The combine optimization tool was developed on behalf of the CCC by the Prairie Agricultural Machinery Institute (PAMI) and is intended to assist with the process of setting the combine for canola harvest. The new tool can be found at www.canolacalculator.ca alongside calculators for target plant density and seeding rates.

“In combine adjustments for all crops, we are trying to balance productivity with harvest losses and grain quality but most producers know firsthand the particular challenge this can pose for canola harvest,” says Angela Brackenreed, CCC agronomy specialist. “We often see an unacceptable level of loss that is frustrating to correct.”
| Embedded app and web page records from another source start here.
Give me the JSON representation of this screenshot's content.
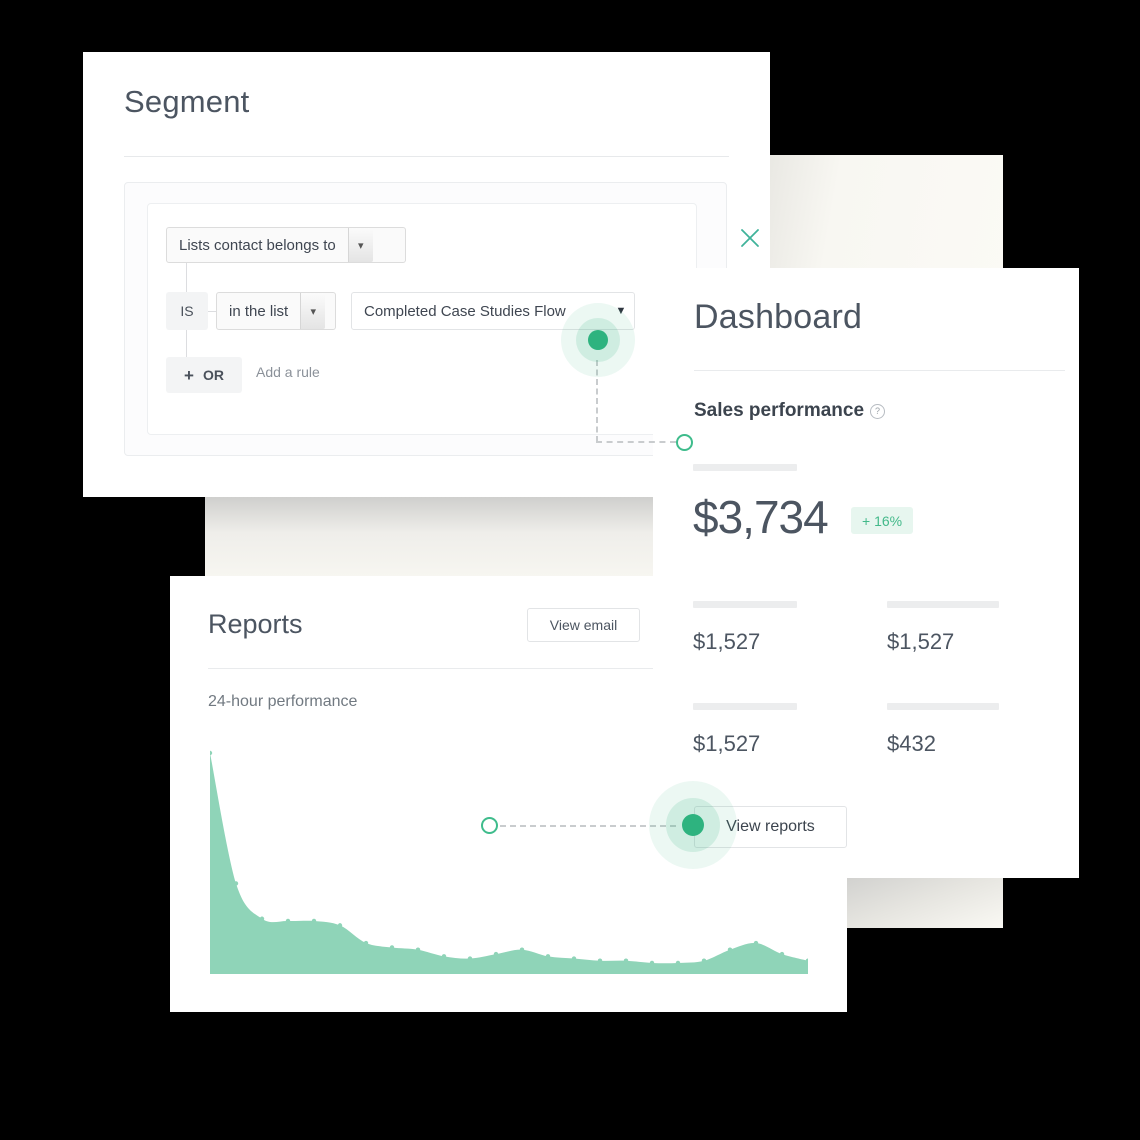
{
  "theme": {
    "accent_green": "#2eb37f",
    "accent_mint": "#8fd4b8",
    "badge_green": "#43b98a",
    "text_dark": "#4c5561",
    "text_muted": "#8b9199"
  },
  "segment": {
    "title": "Segment",
    "field_select": {
      "value": "Lists contact belongs to",
      "caret": "chevron-down"
    },
    "condition_chip": "IS",
    "operator_select": {
      "value": "in the list",
      "caret": "chevron-down"
    },
    "value_select": {
      "value": "Completed Case Studies Flow",
      "caret": "caret-down"
    },
    "or_chip": {
      "plus": "+",
      "label": "OR"
    },
    "add_rule_label": "Add a rule",
    "close_label": "×"
  },
  "reports": {
    "title": "Reports",
    "view_email_label": "View email",
    "subtitle": "24-hour performance"
  },
  "dashboard": {
    "title": "Dashboard",
    "section_label": "Sales performance",
    "help_glyph": "?",
    "primary_value": "$3,734",
    "delta_badge": "+ 16%",
    "metrics": [
      {
        "value": "$1,527"
      },
      {
        "value": "$1,527"
      },
      {
        "value": "$1,527"
      },
      {
        "value": "$432"
      }
    ],
    "view_reports_label": "View reports"
  },
  "chart_data": {
    "type": "area",
    "title": "24-hour performance",
    "xlabel": "",
    "ylabel": "",
    "grid": "vertical-only",
    "legend": "none",
    "series_color": "#8fd4b8",
    "x": [
      0,
      1,
      2,
      3,
      4,
      5,
      6,
      7,
      8,
      9,
      10,
      11,
      12,
      13,
      14,
      15,
      16,
      17,
      18,
      19,
      20,
      21,
      22,
      23
    ],
    "values": [
      100,
      41,
      25,
      24,
      24,
      22,
      14,
      12,
      11,
      8,
      7,
      9,
      11,
      8,
      7,
      6,
      6,
      5,
      5,
      6,
      11,
      14,
      9,
      6
    ],
    "ylim": [
      0,
      100
    ],
    "xlim": [
      0,
      23
    ],
    "gridline_count": 12
  },
  "hotspots": [
    {
      "name": "value-select-hotspot"
    },
    {
      "name": "view-reports-hotspot"
    }
  ]
}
In 2016, the CCC released a video explaining the loss measurement process and revamped the Combine Seed Loss Guide. Brackenreed says the combine optimization tool is a valuable follow-up. “Simply suggesting that setting adjustments need to be made when there are high losses is much easier said than done, particularly with challenging harvest conditions.”

The combine optimization tool takes the traditional diagnostic settings flowchart and puts it into a web-based application you can access on your phone. Growers can go through a stepwise process based on the harvesting issue they’re experiencing (i.e. grain loss, grain sample quality or productivity) and review the adjustment options most likely to correct the issue.

Joel McDonald, program manager of Agricultural Development Services at PAMI’s Humboldt facility points out that the optimization tool can be used for any make or model of combine. “It could be 25 years before most combines on the Prairies have built-in sensor technology that creates self-adjusting machines. Until then, there are tens of thousands of combines that rely on the operator and this guide is a new way for PAMI and CCC to reach them with the information they need when they need it.”

Angela Brackenreed and Joel McDonald will be presenting on combine grain loss and the new combine optimization tool at Ag in Motion. Catch them in the Agri-Trend Knowledge Tent on Thursday, July 19 at 2:00 pm.

The Canola Council of Canada is a full value chain organization representing canola growers, processors, life science companies and exporters. Keep it Coming 2025 is the strategic plan to ensure the canola industry’s continued growth, demand, stability and success – achieving 52 bushels per acre to meet global market demand of 26 million metric tonnes by the year 2025. Visit canolacouncil.org to learn more.

Source: Canola Council of Canada